» Page and application data records:
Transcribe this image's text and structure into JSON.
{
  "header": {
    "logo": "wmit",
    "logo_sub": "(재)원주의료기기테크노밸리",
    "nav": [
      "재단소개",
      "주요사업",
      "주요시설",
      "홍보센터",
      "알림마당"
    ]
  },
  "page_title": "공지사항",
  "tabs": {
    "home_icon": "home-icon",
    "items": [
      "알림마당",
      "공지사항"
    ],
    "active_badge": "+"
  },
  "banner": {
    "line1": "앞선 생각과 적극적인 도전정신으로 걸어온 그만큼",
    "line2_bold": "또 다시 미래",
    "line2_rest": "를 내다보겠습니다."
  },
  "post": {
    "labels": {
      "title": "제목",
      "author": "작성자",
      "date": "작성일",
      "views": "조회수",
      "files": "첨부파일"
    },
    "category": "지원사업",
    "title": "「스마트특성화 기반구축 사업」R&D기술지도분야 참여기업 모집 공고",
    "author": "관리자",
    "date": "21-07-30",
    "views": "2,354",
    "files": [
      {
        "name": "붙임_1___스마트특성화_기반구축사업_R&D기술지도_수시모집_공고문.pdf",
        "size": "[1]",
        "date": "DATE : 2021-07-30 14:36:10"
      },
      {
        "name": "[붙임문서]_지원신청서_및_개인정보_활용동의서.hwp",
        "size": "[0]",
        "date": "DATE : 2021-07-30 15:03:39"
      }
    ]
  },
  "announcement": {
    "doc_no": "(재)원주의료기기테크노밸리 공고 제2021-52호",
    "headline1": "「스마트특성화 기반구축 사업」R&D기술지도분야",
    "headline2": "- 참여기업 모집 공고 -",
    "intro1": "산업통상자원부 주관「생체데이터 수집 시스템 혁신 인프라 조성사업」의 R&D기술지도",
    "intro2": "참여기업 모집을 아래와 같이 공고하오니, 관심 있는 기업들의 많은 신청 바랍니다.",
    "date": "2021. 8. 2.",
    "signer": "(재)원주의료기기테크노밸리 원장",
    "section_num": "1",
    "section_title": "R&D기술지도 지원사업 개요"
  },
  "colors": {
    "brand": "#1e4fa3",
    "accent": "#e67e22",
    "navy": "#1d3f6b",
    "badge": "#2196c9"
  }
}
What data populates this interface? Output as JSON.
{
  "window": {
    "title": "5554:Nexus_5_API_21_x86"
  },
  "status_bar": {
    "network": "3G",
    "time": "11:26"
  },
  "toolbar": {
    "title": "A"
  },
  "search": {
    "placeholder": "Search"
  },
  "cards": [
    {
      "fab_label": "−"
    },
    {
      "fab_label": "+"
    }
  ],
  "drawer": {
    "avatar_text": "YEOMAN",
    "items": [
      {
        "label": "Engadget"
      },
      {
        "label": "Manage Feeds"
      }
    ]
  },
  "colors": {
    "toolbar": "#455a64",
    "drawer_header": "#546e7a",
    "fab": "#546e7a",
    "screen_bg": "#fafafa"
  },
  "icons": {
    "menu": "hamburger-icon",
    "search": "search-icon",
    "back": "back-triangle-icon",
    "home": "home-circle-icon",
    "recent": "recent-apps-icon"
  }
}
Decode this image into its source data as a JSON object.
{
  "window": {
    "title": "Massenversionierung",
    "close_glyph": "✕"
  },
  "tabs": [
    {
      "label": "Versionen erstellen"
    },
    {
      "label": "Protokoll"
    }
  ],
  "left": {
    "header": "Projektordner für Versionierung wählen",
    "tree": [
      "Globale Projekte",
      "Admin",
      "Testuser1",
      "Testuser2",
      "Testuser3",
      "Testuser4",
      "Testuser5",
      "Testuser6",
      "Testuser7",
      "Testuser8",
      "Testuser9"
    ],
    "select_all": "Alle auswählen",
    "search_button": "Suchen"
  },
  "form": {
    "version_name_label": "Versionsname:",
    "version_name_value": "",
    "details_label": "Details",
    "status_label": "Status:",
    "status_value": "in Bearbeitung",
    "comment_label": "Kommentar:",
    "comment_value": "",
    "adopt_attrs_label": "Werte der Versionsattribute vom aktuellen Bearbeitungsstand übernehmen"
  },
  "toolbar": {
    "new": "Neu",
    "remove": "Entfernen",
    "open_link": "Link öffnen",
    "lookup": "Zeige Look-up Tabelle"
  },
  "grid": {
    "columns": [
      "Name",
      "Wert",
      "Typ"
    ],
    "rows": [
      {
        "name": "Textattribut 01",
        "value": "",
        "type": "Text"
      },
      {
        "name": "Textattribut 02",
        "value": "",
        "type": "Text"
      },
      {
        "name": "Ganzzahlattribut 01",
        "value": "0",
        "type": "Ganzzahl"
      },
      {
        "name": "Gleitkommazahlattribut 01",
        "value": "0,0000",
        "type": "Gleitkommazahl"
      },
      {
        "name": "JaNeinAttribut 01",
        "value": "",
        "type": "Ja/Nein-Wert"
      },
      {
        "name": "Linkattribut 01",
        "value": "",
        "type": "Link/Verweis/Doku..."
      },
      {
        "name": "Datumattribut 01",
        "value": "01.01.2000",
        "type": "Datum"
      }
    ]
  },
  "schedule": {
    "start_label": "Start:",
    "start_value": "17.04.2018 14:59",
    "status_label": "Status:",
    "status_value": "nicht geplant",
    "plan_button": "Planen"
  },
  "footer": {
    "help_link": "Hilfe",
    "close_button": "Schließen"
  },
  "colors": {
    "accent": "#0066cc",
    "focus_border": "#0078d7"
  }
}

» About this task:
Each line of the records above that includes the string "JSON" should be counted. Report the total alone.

» Solution to the exercise:
3